  8. peter doust |

    Born in 1946 the start of vehicle ownership.Rail and bus services were used by everyone. Super markets started and credit followed soon behind. Oil was cheep and so the motor way became the in thing. House ownership was on the up and started to spread to the country side.Land was required and prices took off with the banks selling all kinds of deals which we know of today.Now we are urged to shop on line.The small shops are hit in the towns, while the supermarkets make hay.The family text and twitter and some go to work or school.The link to all this is transport and how we use it.It is social for the retired as well as necessary to shop to eat so lets keep what we have.

  9. roger staten |

    Bus passes should only happen on retirement at 65. I use one. I am not very mobile n my legs. I may have no other transport other than the bus. My pension would not pay for regular use age therefore I wold become a prisoner in my own home. Generally getting pensioners into town creates revenue for the shops.

  10. Rose Lawrence |

    As a pensioner who often uses my bus pass, I strongly believe that it is wrong that there is free bus travel for ALL pensioners, regardless of means, at a time when there have to be cutbacks to other social services.

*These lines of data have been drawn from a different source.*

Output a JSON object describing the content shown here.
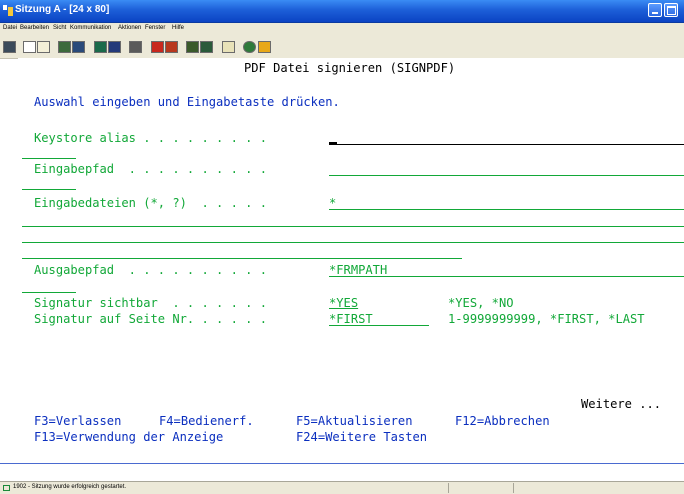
{
  "window": {
    "title": "Sitzung A - [24 x 80]"
  },
  "menu": [
    "Datei",
    "Bearbeiten",
    "Sicht",
    "Kommunikation",
    "Aktionen",
    "Fenster",
    "Hilfe"
  ],
  "toolbar": {
    "buttons": [
      "print-screen",
      "copy",
      "paste",
      "send",
      "receive",
      "display",
      "keypad",
      "macro-record",
      "macro-stop",
      "play",
      "transfer",
      "clipboard",
      "globe",
      "edit"
    ]
  },
  "screen": {
    "title": "PDF Datei signieren (SIGNPDF)",
    "instruction": "Auswahl eingeben und Eingabetaste drücken.",
    "fields": {
      "keystore": {
        "label": "Keystore alias . . . . . . . . .",
        "value": ""
      },
      "eingabepfad": {
        "label": "Eingabepfad  . . . . . . . . . .",
        "value": ""
      },
      "eingabedateien": {
        "label": "Eingabedateien (*, ?)  . . . . .",
        "value": "*"
      },
      "ausgabepfad": {
        "label": "Ausgabepfad  . . . . . . . . . .",
        "value": "*FRMPATH"
      },
      "signatur_sichtbar": {
        "label": "Signatur sichtbar  . . . . . . .",
        "value": "*YES",
        "hint": "*YES, *NO"
      },
      "signatur_seite": {
        "label": "Signatur auf Seite Nr. . . . . .",
        "value": "*FIRST",
        "hint": "1-9999999999, *FIRST, *LAST"
      }
    },
    "more": "Weitere ...",
    "fkeys_row1": [
      "F3=Verlassen",
      "F4=Bedienerf.",
      "F5=Aktualisieren",
      "F12=Abbrechen"
    ],
    "fkeys_row2": [
      "F13=Verwendung der Anzeige",
      "F24=Weitere Tasten"
    ]
  },
  "status": {
    "text": "1902 - Sitzung wurde erfolgreich gestartet."
  },
  "colors": {
    "field": "#12a838",
    "heading": "#0b2fbf",
    "titlebar": "#1d5fd8"
  }
}
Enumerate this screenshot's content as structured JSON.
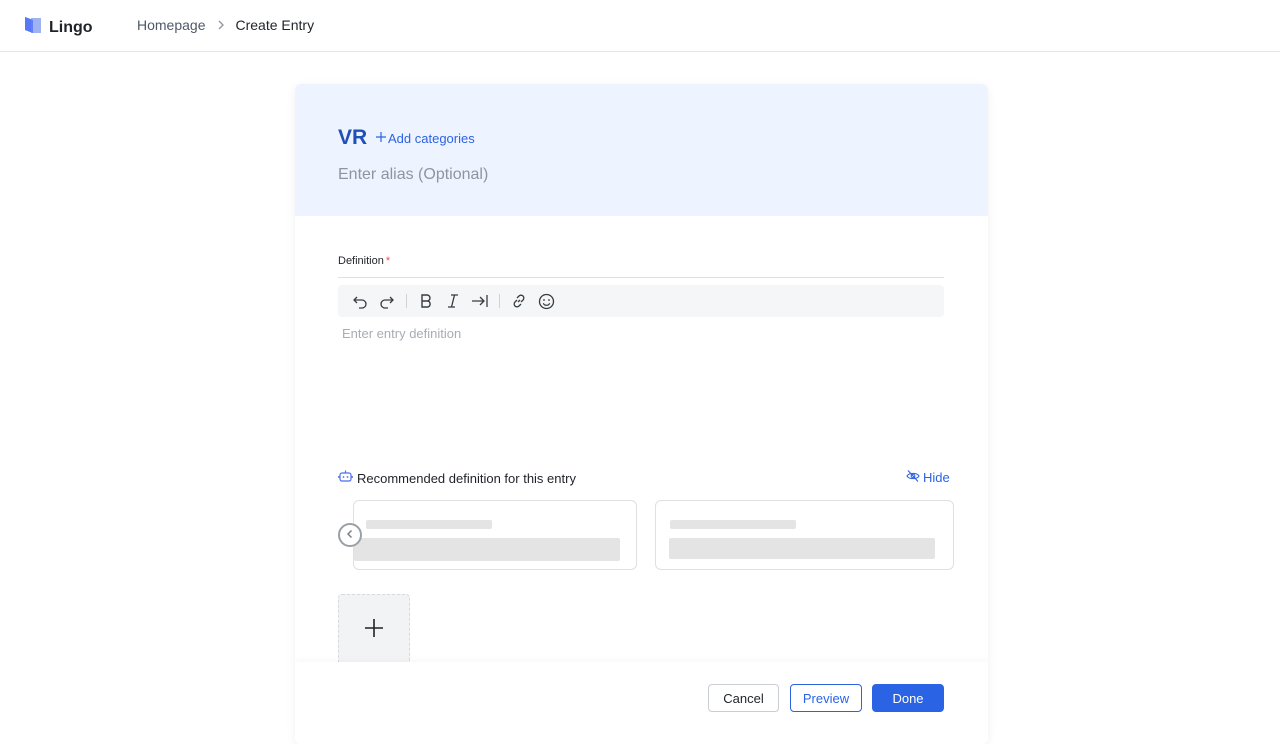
{
  "app": {
    "name": "Lingo",
    "logo_icon": "lingo-logo-icon",
    "accent": "#2b63e5"
  },
  "breadcrumb": {
    "home": "Homepage",
    "current": "Create Entry"
  },
  "entry": {
    "term": "VR",
    "add_categories": "Add categories",
    "alias_placeholder": "Enter alias (Optional)",
    "alias_value": ""
  },
  "definition": {
    "label": "Definition",
    "required_mark": "*",
    "placeholder": "Enter entry definition",
    "toolbar": [
      "undo-icon",
      "redo-icon",
      "bold-icon",
      "italic-icon",
      "indent-icon",
      "link-icon",
      "emoji-icon"
    ]
  },
  "recommended": {
    "title": "Recommended definition for this entry",
    "hide_label": "Hide"
  },
  "footer": {
    "cancel": "Cancel",
    "preview": "Preview",
    "done": "Done"
  }
}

I believe that only those in receipt of Pension Credit should receive free bus passes and that the rest of us should pay £1 per local journey.
    It would not be difficult to provide 2 sorts of passes for us.

  11. Shelagh Hemelryk |

    I hope that the service from the George into Plymouth, with another park and ride at Milehouse will not be affected. I live in Crapstone, but need to travel regularly into Plymouth for Sport club and social life. The cost of petrol and parking is very high, so at least using the Roborough Park and Ride I can save some of my diminishing pension. Also think the really good service from there to the hospital serves a great need, for people from Plymouth and other surrounding areas, who can drive there but cannot afford the ridiculously high parking fees in Derriford, I know that some people travel miles on the free bus pass, perhaps some buses going really long distances could be curtailed.

  12. C Purser |

    If eligible people paid a nominal amount for a yearly bus pass, say £10 a year this would save a lot of money, as people who don’t really need a pass would not bother, thus saving a lot on administration.

  13. Roger Martin |

    One of the reasons we moved from Sussex to Bratton Fleming in 2012 was for the excellent bus services in the area based upon Barnstaple bus station. We rely in Bratton upon the subsidised bus service 310 to and from Barnstaple and were disappointed when the Sunday service was withdrawn in 2013.

    It’s especially important to have a comprehensive bus service here during the peak holiday season both for locals and tourists as the roads can be very busy with cars.

  14. Rev. T G Reilly |

    Cuts in public transport would have implications for mental and physical health of the elderly and disabled, increasing their isolation and contact with their families. Most are not computer savvy. Their eating and shopping would also be affected.
    Public transport is a service in essence, not a profitable enterprise, and should be heavily subsidised in time of crisis. It also decreases our carbon footprint

  15. Mike Tucker |

    Where necessary i.e. to prevent loss of services, or to implement services where no services are currently operated, consider instituting a nominal system of fares. A nominal fare to supply transportation would be better than having no transportation at all.

  16. Robin Sjoberg |

    I realise that the National bus pass is a requirement by law but it does nothing for a rural community with no buses. An alternative scheme of reduced charges with no expensive administration and the savings used to subsidise rural transport would be much fairer and of more use.

  17. DCC Web Team |

    Apologies for the problem accessing the impact assessment on this page. This fault has now been corrected and the document should download correctly.

  18. Alan Rayner |

    This facility is not user-friendly.
    It demands a sign-in to Google – which produces security
    messages about access not being allowed.